However, when exploring SSO solutions for your organization, there are several key considerations to keep in mind. It needs to align with your specific needs, security requirements, and operational frameworks. Here are some critical considerations to evaluate:

  • Compatibility with existing systems: It should easily integrate with your existing infrastructure, including applications, databases, and directory services. Assess whether it can support any legacy systems you might have.

  • Scalability: The chosen SSO solution should be able to scale to accommodate your current and expected future number of users without compromising performance.

  • Simplicity: A critical goal of SSO is to simplify the user experience. The solution should offer a straightforward login process and seamless access to applications.

  • Vendor stability: Choose a vendor with a solid reputation for reliability, good customer support, and continuous innovation in identity and access management.

Looking to implement SSO for your app? Check out The Developer's Guide to Implementing Single Sign-On.

Easy SSO implementation with Descope

While implementing SSO, particularly through protocols such as SAML and OIDC, presents a significant technical challenge, it remains a non-negotiable requirement for enterprises looking to streamline their workflow and enhance security.

This is where Descope bridges the gap. Designed with developers and IT teams in mind, Descope's no-code workflows simplify the process of integrating OIDC or SAML SSO capabilities into your B2B application. This drag-and-drop approach not only gets your app enterprise-ready but does so in a way that's hassle-free, saving valuable time and resources. 

Drag-and-drop SSO implementation with Descope

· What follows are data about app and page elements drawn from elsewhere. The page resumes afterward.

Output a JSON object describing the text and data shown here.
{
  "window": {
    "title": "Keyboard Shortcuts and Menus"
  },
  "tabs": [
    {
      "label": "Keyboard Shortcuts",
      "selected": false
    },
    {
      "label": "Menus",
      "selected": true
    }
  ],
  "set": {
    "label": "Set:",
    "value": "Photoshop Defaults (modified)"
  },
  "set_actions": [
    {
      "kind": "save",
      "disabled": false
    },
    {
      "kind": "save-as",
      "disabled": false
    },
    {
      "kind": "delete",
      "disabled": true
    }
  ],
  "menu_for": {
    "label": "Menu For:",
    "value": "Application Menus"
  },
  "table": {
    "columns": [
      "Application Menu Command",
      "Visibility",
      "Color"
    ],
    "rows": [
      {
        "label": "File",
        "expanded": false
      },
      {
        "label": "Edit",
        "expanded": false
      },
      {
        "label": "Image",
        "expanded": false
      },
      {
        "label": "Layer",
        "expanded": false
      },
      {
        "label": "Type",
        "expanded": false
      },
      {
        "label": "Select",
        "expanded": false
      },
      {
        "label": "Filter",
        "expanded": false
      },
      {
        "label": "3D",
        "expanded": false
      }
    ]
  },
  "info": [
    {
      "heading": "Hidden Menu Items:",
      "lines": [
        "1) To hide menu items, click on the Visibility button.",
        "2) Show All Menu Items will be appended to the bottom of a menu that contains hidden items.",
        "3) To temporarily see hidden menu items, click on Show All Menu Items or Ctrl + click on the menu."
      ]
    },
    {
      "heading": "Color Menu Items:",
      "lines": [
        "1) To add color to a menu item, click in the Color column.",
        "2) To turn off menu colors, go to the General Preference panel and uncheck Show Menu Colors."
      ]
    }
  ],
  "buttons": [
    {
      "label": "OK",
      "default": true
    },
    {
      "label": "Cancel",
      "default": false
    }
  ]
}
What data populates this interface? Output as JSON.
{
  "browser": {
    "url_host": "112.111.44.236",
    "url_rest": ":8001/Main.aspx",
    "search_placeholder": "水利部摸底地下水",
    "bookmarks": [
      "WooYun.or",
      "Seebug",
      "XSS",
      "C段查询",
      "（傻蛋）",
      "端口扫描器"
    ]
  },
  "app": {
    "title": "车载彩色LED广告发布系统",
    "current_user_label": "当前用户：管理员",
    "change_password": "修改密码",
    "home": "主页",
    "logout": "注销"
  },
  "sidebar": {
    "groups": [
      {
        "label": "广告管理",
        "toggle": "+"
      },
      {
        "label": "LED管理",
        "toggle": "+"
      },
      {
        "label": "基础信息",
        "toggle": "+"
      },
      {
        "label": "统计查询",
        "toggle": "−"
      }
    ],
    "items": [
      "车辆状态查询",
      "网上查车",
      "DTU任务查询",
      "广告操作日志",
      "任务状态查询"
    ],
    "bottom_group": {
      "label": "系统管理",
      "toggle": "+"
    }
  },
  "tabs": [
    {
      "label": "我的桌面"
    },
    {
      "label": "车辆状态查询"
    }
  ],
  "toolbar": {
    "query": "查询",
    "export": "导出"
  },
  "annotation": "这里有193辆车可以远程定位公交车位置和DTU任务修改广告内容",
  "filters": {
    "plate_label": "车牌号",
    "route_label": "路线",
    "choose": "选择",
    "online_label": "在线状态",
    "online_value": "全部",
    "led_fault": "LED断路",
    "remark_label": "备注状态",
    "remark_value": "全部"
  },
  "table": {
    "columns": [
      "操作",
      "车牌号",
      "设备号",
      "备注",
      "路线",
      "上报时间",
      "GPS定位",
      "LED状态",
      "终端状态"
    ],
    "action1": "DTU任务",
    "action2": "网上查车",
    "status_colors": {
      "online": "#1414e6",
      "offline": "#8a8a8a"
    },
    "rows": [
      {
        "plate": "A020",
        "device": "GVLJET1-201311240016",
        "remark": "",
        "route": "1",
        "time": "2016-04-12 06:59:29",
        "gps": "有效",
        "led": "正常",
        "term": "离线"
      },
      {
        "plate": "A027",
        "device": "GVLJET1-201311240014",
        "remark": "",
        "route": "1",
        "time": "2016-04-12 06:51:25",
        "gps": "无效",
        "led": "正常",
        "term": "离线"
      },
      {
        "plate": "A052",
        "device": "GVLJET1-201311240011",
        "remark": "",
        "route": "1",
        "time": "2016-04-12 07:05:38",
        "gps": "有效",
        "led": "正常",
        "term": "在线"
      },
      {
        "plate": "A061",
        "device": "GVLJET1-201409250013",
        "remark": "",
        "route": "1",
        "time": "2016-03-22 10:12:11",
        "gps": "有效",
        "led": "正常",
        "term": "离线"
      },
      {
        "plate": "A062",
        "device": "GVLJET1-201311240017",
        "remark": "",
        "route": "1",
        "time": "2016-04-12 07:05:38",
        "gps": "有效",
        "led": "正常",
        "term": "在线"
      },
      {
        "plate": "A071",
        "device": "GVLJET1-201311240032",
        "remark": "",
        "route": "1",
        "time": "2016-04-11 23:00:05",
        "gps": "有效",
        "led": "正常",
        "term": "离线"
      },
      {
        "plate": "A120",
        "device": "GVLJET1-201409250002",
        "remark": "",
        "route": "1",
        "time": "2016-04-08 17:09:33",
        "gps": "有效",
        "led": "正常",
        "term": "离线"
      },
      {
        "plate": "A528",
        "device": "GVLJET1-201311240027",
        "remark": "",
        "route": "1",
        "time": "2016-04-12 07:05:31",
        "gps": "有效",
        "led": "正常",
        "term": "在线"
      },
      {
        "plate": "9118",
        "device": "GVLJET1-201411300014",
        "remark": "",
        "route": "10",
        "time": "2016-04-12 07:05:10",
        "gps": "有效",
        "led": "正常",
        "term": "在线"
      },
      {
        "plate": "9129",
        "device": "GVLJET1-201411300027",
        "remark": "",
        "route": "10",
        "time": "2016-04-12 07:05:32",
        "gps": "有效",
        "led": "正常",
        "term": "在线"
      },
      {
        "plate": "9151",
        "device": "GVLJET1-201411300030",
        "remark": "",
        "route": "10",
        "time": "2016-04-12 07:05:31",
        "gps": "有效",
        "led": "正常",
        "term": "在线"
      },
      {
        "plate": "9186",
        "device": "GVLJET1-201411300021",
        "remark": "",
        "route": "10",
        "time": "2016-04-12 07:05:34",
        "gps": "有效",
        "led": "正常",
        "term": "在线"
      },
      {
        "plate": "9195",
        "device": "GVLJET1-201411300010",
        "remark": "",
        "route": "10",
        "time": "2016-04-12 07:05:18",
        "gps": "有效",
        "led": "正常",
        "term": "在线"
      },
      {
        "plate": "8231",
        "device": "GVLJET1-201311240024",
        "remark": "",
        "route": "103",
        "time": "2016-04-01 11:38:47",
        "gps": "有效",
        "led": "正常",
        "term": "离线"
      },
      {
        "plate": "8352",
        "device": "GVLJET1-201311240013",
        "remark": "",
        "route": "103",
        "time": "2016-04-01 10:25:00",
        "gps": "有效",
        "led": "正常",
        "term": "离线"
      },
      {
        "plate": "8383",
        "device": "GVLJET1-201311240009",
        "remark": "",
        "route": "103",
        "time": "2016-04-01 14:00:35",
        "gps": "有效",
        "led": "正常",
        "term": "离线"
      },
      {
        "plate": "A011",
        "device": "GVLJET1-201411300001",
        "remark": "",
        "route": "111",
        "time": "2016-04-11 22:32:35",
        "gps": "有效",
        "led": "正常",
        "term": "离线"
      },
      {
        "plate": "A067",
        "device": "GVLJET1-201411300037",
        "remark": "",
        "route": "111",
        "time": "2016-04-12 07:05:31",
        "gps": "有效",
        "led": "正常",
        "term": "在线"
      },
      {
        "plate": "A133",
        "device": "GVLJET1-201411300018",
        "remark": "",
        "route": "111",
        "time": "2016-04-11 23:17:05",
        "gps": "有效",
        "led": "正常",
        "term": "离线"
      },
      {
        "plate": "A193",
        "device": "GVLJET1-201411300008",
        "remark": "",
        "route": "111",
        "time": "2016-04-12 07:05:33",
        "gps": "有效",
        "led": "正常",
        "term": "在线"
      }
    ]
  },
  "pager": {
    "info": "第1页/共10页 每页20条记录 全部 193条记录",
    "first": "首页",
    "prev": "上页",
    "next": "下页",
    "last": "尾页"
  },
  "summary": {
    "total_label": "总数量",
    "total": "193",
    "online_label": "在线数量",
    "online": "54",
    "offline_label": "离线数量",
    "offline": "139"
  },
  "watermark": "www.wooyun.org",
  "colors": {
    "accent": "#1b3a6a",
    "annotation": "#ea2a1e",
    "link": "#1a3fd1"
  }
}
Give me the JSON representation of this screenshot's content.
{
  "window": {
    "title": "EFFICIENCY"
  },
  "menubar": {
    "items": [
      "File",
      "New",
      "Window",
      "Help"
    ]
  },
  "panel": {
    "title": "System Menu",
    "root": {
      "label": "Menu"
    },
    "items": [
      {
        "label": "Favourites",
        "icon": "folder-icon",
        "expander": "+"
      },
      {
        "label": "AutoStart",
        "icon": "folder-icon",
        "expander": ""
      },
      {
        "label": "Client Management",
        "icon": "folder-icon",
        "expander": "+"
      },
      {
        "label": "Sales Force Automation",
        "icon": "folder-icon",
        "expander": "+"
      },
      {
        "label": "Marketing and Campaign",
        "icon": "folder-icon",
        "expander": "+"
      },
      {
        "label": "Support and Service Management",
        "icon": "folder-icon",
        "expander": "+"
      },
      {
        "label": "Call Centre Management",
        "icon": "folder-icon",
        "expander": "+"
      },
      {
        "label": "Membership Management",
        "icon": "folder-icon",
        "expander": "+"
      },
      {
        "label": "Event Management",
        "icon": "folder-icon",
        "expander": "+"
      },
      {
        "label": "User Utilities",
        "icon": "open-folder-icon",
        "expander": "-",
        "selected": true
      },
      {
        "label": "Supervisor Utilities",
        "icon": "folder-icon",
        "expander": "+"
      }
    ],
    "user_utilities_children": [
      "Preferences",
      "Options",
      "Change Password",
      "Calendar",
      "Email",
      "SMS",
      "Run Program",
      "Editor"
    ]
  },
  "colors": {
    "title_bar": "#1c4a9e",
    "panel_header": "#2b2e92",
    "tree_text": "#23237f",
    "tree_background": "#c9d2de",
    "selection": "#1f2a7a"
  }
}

Sign up for a Free Forever account to include SSO in your authentication flow today. Have questions about SSO implementation with Descope? Book time with our auth experts.